On thy war-horse through the ranks,
Like a stream which burst its banks, While helmets cleft, and sabres clashing, Shone and shiver'd fast around thee Of the fate at last which found thee: Was that haughty plume laid low By a slave's dishonest blow? Once—as the Moon sways o'er the tide, It roll'd in air, the warrior's guide; Through the smoke-created night Of the black and sulphurous fight, The soldier raised his seeking eye To catch that crest's ascendancy, And, as it onward rolling rose, So moved his heart upon our foes, There, where death's brief pang was quickest, And the battle's wreck lay thickest, Strew'd beneath the advancing banner
Of the eagle's burning crest
Who could then her wing arrest
While the broken line enlarging
Fell, or fled along the plain ; There be sure was Murat charging!
There he ne'er shall charge again!
O'er glories gone the invaders march,

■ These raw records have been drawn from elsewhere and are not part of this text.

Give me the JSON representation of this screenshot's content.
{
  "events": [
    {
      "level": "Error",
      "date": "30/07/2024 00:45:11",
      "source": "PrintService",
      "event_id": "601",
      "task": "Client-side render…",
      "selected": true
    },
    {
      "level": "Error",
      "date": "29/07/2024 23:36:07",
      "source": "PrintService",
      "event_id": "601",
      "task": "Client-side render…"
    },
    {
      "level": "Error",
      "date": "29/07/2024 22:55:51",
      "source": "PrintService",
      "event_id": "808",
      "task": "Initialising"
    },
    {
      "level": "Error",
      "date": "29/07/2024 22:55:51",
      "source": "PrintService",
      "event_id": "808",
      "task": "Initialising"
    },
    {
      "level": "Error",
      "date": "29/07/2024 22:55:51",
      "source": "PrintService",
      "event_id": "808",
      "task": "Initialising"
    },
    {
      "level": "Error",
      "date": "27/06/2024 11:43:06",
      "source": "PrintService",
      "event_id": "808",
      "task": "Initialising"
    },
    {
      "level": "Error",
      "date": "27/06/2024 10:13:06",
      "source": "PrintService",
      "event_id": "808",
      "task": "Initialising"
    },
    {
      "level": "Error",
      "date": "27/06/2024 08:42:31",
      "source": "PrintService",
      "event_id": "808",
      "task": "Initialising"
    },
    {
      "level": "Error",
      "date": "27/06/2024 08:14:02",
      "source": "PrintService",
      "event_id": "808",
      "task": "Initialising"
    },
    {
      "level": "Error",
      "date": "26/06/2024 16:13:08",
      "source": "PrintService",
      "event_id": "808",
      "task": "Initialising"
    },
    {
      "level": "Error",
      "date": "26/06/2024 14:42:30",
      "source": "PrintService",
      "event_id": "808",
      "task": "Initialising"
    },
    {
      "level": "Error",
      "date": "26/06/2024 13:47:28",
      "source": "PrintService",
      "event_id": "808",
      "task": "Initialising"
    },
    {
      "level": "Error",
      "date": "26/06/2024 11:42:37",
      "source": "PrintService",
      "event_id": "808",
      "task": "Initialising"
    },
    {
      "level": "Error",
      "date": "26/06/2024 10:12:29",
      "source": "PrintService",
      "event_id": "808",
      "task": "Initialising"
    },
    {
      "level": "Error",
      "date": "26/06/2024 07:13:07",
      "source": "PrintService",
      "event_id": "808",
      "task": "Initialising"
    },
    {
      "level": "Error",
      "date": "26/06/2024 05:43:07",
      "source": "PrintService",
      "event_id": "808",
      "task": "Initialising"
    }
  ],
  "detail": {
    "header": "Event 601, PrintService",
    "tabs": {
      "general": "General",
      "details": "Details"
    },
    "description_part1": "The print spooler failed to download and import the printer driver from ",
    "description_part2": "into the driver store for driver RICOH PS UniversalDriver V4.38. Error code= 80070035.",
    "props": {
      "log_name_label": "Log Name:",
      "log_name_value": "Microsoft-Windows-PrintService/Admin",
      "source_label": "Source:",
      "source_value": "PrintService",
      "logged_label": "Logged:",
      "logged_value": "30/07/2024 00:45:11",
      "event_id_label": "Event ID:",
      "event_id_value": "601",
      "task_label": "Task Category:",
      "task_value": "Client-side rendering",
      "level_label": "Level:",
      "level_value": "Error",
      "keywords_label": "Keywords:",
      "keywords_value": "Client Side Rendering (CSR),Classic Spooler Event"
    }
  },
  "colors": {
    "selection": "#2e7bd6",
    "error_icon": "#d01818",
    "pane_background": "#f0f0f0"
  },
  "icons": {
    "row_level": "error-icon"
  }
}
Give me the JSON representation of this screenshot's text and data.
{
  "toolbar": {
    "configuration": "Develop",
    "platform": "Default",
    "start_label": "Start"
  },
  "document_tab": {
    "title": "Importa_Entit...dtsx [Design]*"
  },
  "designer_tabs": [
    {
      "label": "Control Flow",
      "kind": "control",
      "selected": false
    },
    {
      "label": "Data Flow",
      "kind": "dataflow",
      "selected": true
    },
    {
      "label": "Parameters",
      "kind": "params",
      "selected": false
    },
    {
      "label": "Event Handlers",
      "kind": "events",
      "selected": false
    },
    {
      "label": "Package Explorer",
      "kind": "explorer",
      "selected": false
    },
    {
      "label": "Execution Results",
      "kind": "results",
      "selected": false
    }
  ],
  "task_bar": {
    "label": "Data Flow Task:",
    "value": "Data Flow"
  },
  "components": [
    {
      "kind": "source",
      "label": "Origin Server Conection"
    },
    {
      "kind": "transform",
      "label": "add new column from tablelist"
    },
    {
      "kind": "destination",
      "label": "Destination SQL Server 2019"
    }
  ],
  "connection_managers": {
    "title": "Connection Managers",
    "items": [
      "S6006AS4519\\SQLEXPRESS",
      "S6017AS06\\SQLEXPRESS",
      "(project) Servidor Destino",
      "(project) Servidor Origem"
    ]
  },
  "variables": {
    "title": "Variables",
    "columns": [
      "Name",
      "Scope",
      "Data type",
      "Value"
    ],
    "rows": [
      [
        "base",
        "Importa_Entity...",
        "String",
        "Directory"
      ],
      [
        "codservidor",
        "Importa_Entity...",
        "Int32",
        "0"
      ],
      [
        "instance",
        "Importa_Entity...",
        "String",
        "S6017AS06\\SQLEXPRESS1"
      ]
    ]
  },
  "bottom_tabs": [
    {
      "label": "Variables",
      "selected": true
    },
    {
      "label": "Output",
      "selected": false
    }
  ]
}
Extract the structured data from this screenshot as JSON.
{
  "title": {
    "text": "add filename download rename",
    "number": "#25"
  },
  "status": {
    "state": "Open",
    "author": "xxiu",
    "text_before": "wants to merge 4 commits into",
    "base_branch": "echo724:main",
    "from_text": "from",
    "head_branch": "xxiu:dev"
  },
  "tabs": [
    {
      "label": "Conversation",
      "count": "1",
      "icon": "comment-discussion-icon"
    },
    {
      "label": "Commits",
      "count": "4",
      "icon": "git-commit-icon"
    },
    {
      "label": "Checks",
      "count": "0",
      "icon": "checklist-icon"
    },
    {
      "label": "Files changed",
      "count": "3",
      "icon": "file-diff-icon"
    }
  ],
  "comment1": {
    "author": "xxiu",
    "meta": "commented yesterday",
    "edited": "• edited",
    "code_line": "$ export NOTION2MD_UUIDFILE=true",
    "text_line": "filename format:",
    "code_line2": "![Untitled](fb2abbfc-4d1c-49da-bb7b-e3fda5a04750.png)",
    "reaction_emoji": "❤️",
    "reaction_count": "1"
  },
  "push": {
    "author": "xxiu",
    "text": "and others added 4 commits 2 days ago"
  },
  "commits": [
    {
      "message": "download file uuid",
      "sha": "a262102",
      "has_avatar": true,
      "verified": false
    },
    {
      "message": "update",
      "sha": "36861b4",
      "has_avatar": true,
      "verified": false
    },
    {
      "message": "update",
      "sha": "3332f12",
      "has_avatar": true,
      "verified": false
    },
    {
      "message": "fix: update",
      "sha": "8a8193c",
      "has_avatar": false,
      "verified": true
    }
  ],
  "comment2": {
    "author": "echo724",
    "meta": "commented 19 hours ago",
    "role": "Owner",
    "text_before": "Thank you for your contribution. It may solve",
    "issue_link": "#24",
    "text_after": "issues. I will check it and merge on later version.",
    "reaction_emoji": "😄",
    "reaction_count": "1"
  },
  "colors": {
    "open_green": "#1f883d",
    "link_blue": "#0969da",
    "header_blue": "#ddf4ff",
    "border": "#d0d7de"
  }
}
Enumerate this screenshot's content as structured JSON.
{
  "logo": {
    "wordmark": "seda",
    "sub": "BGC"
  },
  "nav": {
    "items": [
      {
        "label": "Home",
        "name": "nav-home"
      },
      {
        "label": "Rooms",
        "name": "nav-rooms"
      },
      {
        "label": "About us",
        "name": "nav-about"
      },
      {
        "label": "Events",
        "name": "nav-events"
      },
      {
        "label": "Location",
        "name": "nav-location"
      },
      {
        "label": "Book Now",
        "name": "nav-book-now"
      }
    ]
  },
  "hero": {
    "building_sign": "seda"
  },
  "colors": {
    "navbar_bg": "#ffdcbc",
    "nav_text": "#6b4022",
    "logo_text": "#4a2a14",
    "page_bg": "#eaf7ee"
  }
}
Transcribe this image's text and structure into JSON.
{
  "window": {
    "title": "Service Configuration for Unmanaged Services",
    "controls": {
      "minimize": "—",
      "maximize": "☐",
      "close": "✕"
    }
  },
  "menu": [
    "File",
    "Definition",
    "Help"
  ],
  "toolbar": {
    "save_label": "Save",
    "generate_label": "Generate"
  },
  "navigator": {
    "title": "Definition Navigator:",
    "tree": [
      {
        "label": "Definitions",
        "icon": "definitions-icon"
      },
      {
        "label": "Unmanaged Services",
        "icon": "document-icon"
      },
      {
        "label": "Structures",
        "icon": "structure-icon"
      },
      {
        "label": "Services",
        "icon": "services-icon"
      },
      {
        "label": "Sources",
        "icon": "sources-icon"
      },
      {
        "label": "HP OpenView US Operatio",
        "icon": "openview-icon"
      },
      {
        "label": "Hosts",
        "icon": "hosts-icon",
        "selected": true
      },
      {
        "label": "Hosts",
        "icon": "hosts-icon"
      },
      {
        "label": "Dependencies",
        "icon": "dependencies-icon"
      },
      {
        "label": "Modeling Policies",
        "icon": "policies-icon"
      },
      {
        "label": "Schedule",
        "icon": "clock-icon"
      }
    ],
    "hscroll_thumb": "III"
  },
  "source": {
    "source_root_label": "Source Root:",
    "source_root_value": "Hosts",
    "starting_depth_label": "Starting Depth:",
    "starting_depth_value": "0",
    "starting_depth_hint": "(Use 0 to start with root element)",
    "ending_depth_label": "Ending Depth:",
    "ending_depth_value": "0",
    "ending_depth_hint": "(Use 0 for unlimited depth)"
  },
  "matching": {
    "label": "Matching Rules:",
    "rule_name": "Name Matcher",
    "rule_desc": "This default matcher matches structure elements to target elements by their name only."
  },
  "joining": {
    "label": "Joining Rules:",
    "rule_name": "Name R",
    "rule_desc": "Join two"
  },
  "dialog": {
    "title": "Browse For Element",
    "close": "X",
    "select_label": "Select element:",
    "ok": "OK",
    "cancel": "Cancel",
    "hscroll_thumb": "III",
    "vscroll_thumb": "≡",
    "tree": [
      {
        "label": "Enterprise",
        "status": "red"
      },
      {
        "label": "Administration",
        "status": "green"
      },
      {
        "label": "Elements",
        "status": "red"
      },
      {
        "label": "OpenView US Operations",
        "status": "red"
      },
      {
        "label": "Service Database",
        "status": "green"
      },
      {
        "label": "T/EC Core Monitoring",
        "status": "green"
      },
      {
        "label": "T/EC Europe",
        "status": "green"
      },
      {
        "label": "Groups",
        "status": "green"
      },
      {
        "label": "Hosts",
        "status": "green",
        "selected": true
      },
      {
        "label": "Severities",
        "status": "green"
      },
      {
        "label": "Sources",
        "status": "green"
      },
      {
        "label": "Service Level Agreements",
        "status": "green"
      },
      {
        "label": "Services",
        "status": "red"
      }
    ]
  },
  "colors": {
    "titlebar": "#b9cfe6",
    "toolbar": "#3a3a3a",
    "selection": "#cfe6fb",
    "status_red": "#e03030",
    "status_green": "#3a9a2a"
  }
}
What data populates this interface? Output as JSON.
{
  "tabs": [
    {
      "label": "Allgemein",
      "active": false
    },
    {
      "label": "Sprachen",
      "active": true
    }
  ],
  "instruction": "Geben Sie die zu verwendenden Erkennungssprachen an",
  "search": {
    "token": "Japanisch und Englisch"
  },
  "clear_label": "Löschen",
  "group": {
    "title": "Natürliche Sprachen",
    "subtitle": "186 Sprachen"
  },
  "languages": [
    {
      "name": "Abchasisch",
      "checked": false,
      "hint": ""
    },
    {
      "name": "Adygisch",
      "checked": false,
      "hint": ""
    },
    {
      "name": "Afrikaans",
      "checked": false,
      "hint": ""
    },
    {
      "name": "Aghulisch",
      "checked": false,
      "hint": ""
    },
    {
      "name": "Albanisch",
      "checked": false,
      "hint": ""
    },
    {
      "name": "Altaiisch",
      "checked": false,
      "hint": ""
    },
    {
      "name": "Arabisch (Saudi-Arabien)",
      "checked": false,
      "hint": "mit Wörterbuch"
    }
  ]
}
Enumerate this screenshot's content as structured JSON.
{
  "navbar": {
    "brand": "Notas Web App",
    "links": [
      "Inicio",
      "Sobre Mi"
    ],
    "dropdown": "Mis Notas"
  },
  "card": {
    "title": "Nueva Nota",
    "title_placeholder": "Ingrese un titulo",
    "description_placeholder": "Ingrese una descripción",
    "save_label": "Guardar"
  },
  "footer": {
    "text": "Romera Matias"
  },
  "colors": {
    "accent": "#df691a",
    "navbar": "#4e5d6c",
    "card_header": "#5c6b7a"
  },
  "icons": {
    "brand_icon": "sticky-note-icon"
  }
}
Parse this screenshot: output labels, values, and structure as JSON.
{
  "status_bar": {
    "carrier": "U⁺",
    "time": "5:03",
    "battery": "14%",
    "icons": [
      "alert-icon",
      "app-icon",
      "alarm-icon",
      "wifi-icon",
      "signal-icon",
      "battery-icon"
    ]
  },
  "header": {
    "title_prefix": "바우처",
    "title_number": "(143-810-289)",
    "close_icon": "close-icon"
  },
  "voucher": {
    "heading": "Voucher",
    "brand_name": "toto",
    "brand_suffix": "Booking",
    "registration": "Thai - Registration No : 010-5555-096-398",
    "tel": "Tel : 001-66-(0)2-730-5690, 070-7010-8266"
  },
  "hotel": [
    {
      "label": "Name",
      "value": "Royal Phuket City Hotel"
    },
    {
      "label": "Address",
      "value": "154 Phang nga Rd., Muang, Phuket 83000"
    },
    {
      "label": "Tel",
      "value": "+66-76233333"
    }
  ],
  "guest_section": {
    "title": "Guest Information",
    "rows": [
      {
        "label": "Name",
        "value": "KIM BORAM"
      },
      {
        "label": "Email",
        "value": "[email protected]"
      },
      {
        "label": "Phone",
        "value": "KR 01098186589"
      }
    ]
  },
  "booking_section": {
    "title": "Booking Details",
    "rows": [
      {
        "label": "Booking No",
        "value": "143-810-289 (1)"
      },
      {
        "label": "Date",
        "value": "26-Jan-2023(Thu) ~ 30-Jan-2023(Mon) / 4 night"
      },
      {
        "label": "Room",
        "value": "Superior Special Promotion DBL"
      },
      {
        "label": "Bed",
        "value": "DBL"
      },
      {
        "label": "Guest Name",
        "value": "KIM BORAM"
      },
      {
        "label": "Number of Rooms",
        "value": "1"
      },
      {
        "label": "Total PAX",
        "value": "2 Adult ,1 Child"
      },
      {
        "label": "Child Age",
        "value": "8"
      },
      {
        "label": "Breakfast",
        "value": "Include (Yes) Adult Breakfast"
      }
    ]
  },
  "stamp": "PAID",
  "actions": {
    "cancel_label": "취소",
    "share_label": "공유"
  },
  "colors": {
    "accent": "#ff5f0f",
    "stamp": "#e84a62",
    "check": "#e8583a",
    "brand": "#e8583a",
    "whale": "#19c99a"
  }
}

But the heart and the mind,
(FROM THE FRENCH.]
* All wept, but particularly Savary, and a Polish officer who had been
exalted from the ranks by Buonaparte. He clung to his master's knees : wrote a letter to Lord Keith, entreating permission to accom. pany him, even in the most menial capacity, which could not be admitted."
Must thou go, my glorious Chief,
Sever'd from thy faithful few ?
Who can tell thy warrior's grief,
Maddening o'er that long adieu ? Woman's love, and friendship's zeal,
Dear as both have been to meWhat are they to all I feel,
With a soldier's faith for thee?
Idol of the soldier's soul!
First in fight, but mightiest now: Many could a world control;
Thee alone no doom can bow. By thy side for years I dared
Death; and envied those who fell, When their dying shout was heard,
Blessing him they served so well:(8)
Would that I were cold with those,
Since this hour I live to see; When the doubts of coward foes
Scarce dare trust a man with thee, breading each should set thee free.
Oh! although in dungeons pent, All their chains were light to me,
Gazing on thy soul unbent.
Would the sycophants of him
Now so deaf to duty's prayer, Were his borrow'd glories dim,
In his native darkness share ?
All thou calmly dost resign,
Hearts like those which still are thine ?
My chief, my king, my friend, adieu !
Never did I droop before; Never to my sovereign sue,
As his foes I now implore All I ask is to divide
Every peril he must brave; Sharing by the hero's side
His fall, his exile, and his grave.